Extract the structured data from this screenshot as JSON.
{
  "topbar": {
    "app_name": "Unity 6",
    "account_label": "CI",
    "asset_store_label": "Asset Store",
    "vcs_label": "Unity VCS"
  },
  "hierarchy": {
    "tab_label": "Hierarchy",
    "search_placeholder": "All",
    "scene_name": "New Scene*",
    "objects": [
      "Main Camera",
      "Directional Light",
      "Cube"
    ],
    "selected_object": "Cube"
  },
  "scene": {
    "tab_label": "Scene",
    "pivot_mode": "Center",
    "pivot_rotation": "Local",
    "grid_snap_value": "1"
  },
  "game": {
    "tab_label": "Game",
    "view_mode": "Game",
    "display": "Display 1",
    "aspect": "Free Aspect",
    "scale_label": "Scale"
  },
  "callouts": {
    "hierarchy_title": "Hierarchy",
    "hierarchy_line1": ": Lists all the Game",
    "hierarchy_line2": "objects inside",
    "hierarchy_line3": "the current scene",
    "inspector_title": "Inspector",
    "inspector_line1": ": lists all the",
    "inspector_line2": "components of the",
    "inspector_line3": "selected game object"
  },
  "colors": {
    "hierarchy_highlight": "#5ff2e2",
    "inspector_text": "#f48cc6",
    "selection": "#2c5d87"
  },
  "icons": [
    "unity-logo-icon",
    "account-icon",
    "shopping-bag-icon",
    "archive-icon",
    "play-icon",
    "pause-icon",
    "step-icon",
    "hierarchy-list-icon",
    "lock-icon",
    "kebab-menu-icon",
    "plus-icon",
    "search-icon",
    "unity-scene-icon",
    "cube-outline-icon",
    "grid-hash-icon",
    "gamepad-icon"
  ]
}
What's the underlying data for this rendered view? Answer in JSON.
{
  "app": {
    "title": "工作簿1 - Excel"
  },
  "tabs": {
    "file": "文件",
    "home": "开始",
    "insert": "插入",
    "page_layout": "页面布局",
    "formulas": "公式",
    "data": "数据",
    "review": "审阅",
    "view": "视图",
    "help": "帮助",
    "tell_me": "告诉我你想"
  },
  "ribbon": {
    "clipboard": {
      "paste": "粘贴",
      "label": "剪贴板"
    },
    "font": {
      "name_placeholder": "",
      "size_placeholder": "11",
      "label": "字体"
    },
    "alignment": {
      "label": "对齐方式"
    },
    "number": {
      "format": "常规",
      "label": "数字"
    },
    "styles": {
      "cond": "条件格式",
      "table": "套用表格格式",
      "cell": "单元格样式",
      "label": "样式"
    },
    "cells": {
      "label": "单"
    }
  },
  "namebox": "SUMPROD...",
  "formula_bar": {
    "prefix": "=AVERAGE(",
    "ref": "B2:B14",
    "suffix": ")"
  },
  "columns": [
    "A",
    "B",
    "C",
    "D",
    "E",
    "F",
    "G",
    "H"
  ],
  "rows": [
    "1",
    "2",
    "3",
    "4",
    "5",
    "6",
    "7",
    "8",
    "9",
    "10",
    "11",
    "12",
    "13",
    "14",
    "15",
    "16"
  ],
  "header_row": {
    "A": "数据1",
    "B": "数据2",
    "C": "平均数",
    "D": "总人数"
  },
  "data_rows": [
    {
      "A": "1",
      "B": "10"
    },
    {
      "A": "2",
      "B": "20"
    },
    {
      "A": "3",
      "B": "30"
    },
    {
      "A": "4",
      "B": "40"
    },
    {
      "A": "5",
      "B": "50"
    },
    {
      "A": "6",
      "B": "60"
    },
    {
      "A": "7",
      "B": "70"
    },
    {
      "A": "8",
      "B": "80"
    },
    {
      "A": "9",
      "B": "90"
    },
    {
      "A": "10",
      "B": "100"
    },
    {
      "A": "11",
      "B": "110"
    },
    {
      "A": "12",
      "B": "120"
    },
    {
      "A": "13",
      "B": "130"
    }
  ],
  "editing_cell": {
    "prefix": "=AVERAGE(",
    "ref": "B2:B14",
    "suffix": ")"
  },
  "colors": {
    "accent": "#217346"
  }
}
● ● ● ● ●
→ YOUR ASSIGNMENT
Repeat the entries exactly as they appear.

→ RESULT OF THE TASK
Extract the structured data from this screenshot as JSON.
{
  "topbar": {
    "app_name": "Unity 6",
    "account_label": "CI",
    "asset_store_label": "Asset Store",
    "vcs_label": "Unity VCS"
  },
  "hierarchy": {
    "tab_label": "Hierarchy",
    "search_placeholder": "All",
    "scene_name": "New Scene*",
    "objects": [
      "Main Camera",
      "Directional Light",
      "Cube"
    ],
    "selected_object": "Cube"
  },
  "scene": {
    "tab_label": "Scene",
    "pivot_mode": "Center",
    "pivot_rotation": "Local",
    "grid_snap_value": "1"
  },
  "game": {
    "tab_label": "Game",
    "view_mode": "Game",
    "display": "Display 1",
    "aspect": "Free Aspect",
    "scale_label": "Scale"
  },
  "callouts": {
    "hierarchy_title": "Hierarchy",
    "hierarchy_line1": ": Lists all the Game",
    "hierarchy_line2": "objects inside",
    "hierarchy_line3": "the current scene",
    "inspector_title": "Inspector",
    "inspector_line1": ": lists all the",
    "inspector_line2": "components of the",
    "inspector_line3": "selected game object"
  },
  "colors": {
    "hierarchy_highlight": "#5ff2e2",
    "inspector_text": "#f48cc6",
    "selection": "#2c5d87"
  },
  "icons": [
    "unity-logo-icon",
    "account-icon",
    "shopping-bag-icon",
    "archive-icon",
    "play-icon",
    "pause-icon",
    "step-icon",
    "hierarchy-list-icon",
    "lock-icon",
    "kebab-menu-icon",
    "plus-icon",
    "search-icon",
    "unity-scene-icon",
    "cube-outline-icon",
    "grid-hash-icon",
    "gamepad-icon"
  ]
}
What's the underlying data for this rendered view? Answer in JSON.
{
  "app": {
    "title": "工作簿1 - Excel"
  },
  "tabs": {
    "file": "文件",
    "home": "开始",
    "insert": "插入",
    "page_layout": "页面布局",
    "formulas": "公式",
    "data": "数据",
    "review": "审阅",
    "view": "视图",
    "help": "帮助",
    "tell_me": "告诉我你想"
  },
  "ribbon": {
    "clipboard": {
      "paste": "粘贴",
      "label": "剪贴板"
    },
    "font": {
      "name_placeholder": "",
      "size_placeholder": "11",
      "label": "字体"
    },
    "alignment": {
      "label": "对齐方式"
    },
    "number": {
      "format": "常规",
      "label": "数字"
    },
    "styles": {
      "cond": "条件格式",
      "table": "套用表格格式",
      "cell": "单元格样式",
      "label": "样式"
    },
    "cells": {
      "label": "单"
    }
  },
  "namebox": "SUMPROD...",
  "formula_bar": {
    "prefix": "=AVERAGE(",
    "ref": "B2:B14",
    "suffix": ")"
  },
  "columns": [
    "A",
    "B",
    "C",
    "D",
    "E",
    "F",
    "G",
    "H"
  ],
  "rows": [
    "1",
    "2",
    "3",
    "4",
    "5",
    "6",
    "7",
    "8",
    "9",
    "10",
    "11",
    "12",
    "13",
    "14",
    "15",
    "16"
  ],
  "header_row": {
    "A": "数据1",
    "B": "数据2",
    "C": "平均数",
    "D": "总人数"
  },
  "data_rows": [
    {
      "A": "1",
      "B": "10"
    },
    {
      "A": "2",
      "B": "20"
    },
    {
      "A": "3",
      "B": "30"
    },
    {
      "A": "4",
      "B": "40"
    },
    {
      "A": "5",
      "B": "50"
    },
    {
      "A": "6",
      "B": "60"
    },
    {
      "A": "7",
      "B": "70"
    },
    {
      "A": "8",
      "B": "80"
    },
    {
      "A": "9",
      "B": "90"
    },
    {
      "A": "10",
      "B": "100"
    },
    {
      "A": "11",
      "B": "110"
    },
    {
      "A": "12",
      "B": "120"
    },
    {
      "A": "13",
      "B": "130"
    }
  ],
  "editing_cell": {
    "prefix": "=AVERAGE(",
    "ref": "B2:B14",
    "suffix": ")"
  },
  "colors": {
    "accent": "#217346"
  }
}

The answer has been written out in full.